It’s natural for those who collect data to think of their product as an end, but it will only ever be effective if it is a means. Making sure that every relevant party understands this distinction is crucial to the success of a data-driven strategy. Data is only meaningful when paired with the will and resources to act on it. So, to continue with the hiring diversity scenario above, the company needs a plan to improve recruiting if the answer is “no,” or, if the answer is “yes,” to figure out what changed and whether to double down on those efforts.
Ditch the dashboard mindset
Almost everyone in business has been seduced by the data dashboard, the single magic window onto a website’s or business’s performance that conveys all the information users need to know. While of course dashboards are helpful, they assume that the user knows the context for the data, which is rarely the case.
Instead of thinking about data as merely a stream of numbers or updates to splash onto a dashboard, it’s far more effective to harness data into a story. And just like a powerful novel or movie, a data story should have a beginning, a middle and an end. Good data storytelling requires anticipating how major stakeholders will respond to the data, and building those reactions into the narrative. This also means focusing not merely on “what the data say,” but also on what specific actions the data impels decision-makers to take.

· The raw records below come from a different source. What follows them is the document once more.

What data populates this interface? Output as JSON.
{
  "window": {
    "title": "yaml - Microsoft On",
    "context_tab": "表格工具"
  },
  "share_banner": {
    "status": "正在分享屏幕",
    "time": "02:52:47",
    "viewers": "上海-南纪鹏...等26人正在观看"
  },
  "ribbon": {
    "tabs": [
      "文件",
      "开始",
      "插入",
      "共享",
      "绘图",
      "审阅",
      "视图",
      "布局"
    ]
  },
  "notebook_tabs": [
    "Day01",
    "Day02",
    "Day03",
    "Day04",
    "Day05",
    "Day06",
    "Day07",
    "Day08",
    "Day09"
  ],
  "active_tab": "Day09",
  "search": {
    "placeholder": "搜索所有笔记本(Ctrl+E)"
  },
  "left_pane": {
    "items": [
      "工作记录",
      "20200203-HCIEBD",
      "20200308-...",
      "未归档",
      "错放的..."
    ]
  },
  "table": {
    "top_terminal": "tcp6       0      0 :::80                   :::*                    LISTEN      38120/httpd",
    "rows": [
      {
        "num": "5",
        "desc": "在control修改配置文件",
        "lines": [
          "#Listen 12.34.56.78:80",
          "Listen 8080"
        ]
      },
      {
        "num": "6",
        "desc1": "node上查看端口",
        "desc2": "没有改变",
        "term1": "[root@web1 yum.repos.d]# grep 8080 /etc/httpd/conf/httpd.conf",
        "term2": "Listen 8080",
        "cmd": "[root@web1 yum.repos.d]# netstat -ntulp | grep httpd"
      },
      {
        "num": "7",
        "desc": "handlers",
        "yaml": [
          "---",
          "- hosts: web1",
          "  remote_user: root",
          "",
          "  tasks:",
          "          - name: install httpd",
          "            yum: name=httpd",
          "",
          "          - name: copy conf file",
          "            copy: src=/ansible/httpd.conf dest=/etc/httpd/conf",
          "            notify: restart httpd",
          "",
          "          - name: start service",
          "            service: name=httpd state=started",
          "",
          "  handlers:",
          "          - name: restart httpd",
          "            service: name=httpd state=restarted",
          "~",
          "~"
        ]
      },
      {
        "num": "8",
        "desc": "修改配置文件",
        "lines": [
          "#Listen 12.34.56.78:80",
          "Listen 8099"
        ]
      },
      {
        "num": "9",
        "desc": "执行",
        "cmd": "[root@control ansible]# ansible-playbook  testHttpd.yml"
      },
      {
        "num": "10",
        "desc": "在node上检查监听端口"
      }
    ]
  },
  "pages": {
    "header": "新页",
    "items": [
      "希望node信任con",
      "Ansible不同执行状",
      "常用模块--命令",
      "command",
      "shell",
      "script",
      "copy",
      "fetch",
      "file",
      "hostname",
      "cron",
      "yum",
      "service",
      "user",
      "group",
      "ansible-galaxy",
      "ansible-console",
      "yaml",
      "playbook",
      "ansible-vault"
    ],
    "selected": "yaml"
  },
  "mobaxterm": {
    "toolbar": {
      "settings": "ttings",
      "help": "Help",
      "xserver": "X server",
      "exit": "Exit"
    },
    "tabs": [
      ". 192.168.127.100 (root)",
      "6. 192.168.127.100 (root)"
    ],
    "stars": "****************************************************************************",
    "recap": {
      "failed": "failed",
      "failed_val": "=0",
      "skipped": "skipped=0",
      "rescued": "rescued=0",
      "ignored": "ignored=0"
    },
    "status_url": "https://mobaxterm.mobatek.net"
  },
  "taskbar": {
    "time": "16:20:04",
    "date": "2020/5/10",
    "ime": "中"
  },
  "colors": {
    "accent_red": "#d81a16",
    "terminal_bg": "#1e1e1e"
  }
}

And remember: ever since the original prehistoric cave drawings, humans have learned from visual aids. The field of data visualization has grown by leaps and bounds in the last decade; look to major newspapers like The New York Times and Wall Street Journal for inspiration on turning data into effective stories and visual experiences.
Use data as a pain-reliever

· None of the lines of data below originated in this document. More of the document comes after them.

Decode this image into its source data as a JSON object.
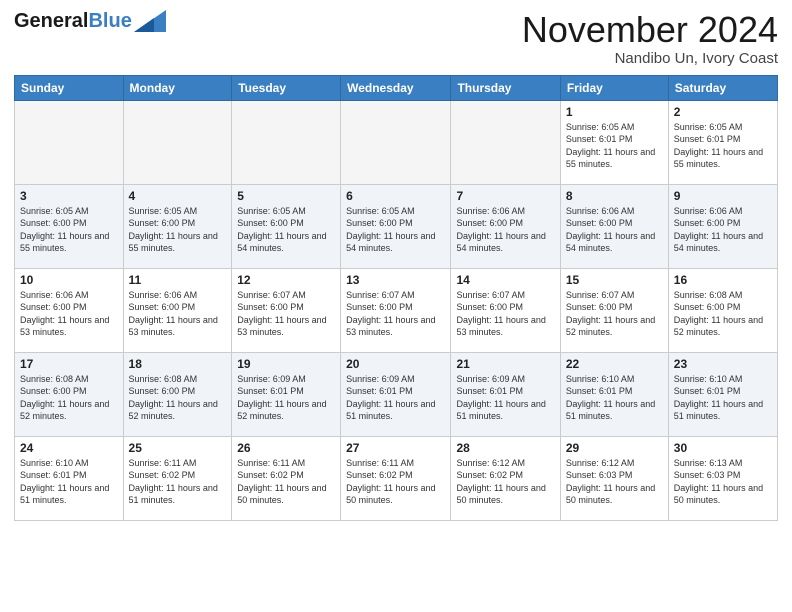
{
  "header": {
    "logo_general": "General",
    "logo_blue": "Blue",
    "month_title": "November 2024",
    "location": "Nandibo Un, Ivory Coast"
  },
  "days_of_week": [
    "Sunday",
    "Monday",
    "Tuesday",
    "Wednesday",
    "Thursday",
    "Friday",
    "Saturday"
  ],
  "weeks": [
    [
      {
        "day": "",
        "info": ""
      },
      {
        "day": "",
        "info": ""
      },
      {
        "day": "",
        "info": ""
      },
      {
        "day": "",
        "info": ""
      },
      {
        "day": "",
        "info": ""
      },
      {
        "day": "1",
        "info": "Sunrise: 6:05 AM\nSunset: 6:01 PM\nDaylight: 11 hours and 55 minutes."
      },
      {
        "day": "2",
        "info": "Sunrise: 6:05 AM\nSunset: 6:01 PM\nDaylight: 11 hours and 55 minutes."
      }
    ],
    [
      {
        "day": "3",
        "info": "Sunrise: 6:05 AM\nSunset: 6:00 PM\nDaylight: 11 hours and 55 minutes."
      },
      {
        "day": "4",
        "info": "Sunrise: 6:05 AM\nSunset: 6:00 PM\nDaylight: 11 hours and 55 minutes."
      },
      {
        "day": "5",
        "info": "Sunrise: 6:05 AM\nSunset: 6:00 PM\nDaylight: 11 hours and 54 minutes."
      },
      {
        "day": "6",
        "info": "Sunrise: 6:05 AM\nSunset: 6:00 PM\nDaylight: 11 hours and 54 minutes."
      },
      {
        "day": "7",
        "info": "Sunrise: 6:06 AM\nSunset: 6:00 PM\nDaylight: 11 hours and 54 minutes."
      },
      {
        "day": "8",
        "info": "Sunrise: 6:06 AM\nSunset: 6:00 PM\nDaylight: 11 hours and 54 minutes."
      },
      {
        "day": "9",
        "info": "Sunrise: 6:06 AM\nSunset: 6:00 PM\nDaylight: 11 hours and 54 minutes."
      }
    ],
    [
      {
        "day": "10",
        "info": "Sunrise: 6:06 AM\nSunset: 6:00 PM\nDaylight: 11 hours and 53 minutes."
      },
      {
        "day": "11",
        "info": "Sunrise: 6:06 AM\nSunset: 6:00 PM\nDaylight: 11 hours and 53 minutes."
      },
      {
        "day": "12",
        "info": "Sunrise: 6:07 AM\nSunset: 6:00 PM\nDaylight: 11 hours and 53 minutes."
      },
      {
        "day": "13",
        "info": "Sunrise: 6:07 AM\nSunset: 6:00 PM\nDaylight: 11 hours and 53 minutes."
      },
      {
        "day": "14",
        "info": "Sunrise: 6:07 AM\nSunset: 6:00 PM\nDaylight: 11 hours and 53 minutes."
      },
      {
        "day": "15",
        "info": "Sunrise: 6:07 AM\nSunset: 6:00 PM\nDaylight: 11 hours and 52 minutes."
      },
      {
        "day": "16",
        "info": "Sunrise: 6:08 AM\nSunset: 6:00 PM\nDaylight: 11 hours and 52 minutes."
      }
    ],
    [
      {
        "day": "17",
        "info": "Sunrise: 6:08 AM\nSunset: 6:00 PM\nDaylight: 11 hours and 52 minutes."
      },
      {
        "day": "18",
        "info": "Sunrise: 6:08 AM\nSunset: 6:00 PM\nDaylight: 11 hours and 52 minutes."
      },
      {
        "day": "19",
        "info": "Sunrise: 6:09 AM\nSunset: 6:01 PM\nDaylight: 11 hours and 52 minutes."
      },
      {
        "day": "20",
        "info": "Sunrise: 6:09 AM\nSunset: 6:01 PM\nDaylight: 11 hours and 51 minutes."
      },
      {
        "day": "21",
        "info": "Sunrise: 6:09 AM\nSunset: 6:01 PM\nDaylight: 11 hours and 51 minutes."
      },
      {
        "day": "22",
        "info": "Sunrise: 6:10 AM\nSunset: 6:01 PM\nDaylight: 11 hours and 51 minutes."
      },
      {
        "day": "23",
        "info": "Sunrise: 6:10 AM\nSunset: 6:01 PM\nDaylight: 11 hours and 51 minutes."
      }
    ],
    [
      {
        "day": "24",
        "info": "Sunrise: 6:10 AM\nSunset: 6:01 PM\nDaylight: 11 hours and 51 minutes."
      },
      {
        "day": "25",
        "info": "Sunrise: 6:11 AM\nSunset: 6:02 PM\nDaylight: 11 hours and 51 minutes."
      },
      {
        "day": "26",
        "info": "Sunrise: 6:11 AM\nSunset: 6:02 PM\nDaylight: 11 hours and 50 minutes."
      },
      {
        "day": "27",
        "info": "Sunrise: 6:11 AM\nSunset: 6:02 PM\nDaylight: 11 hours and 50 minutes."
      },
      {
        "day": "28",
        "info": "Sunrise: 6:12 AM\nSunset: 6:02 PM\nDaylight: 11 hours and 50 minutes."
      },
      {
        "day": "29",
        "info": "Sunrise: 6:12 AM\nSunset: 6:03 PM\nDaylight: 11 hours and 50 minutes."
      },
      {
        "day": "30",
        "info": "Sunrise: 6:13 AM\nSunset: 6:03 PM\nDaylight: 11 hours and 50 minutes."
      }
    ]
  ]
}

Most business leaders, no matter how data-fatigued or data-adverse they might be, will respond to appeals to their bottom lines. Especially in cases of inertia (see above), data need to be framed with leaders’ self-interests in mind. Make it clear that data can help remove pain points from their business, and help the enterprise succeed in the future.
To return to the diversity in hiring example above, leaders may well be numb to stats showing lack of diversity among management or senior leadership. Simply harping on those numbers may merely yield indifference or active mistrust. However, emphasizing the bottom line impacts of improved diversity — from better financial returns to greater employee satisfaction and enhanced recruiting — can improve receptivity to data findings and, more importantly, lead to concrete action.
When you present data in the business world to make an argument, you won’t win every time, because you are up against fundamental qualities of being human. But you will increase your odds of victory by understanding why your listeners want to fight the data, and demonstrating to them how accepting data will help their business. Ultimately, data is a tool to help people see the truth and, in turn, create a better future — provided we’re willing to use it.
Ryan Wong is an engineer turned CEO of Visier, a people analytics company.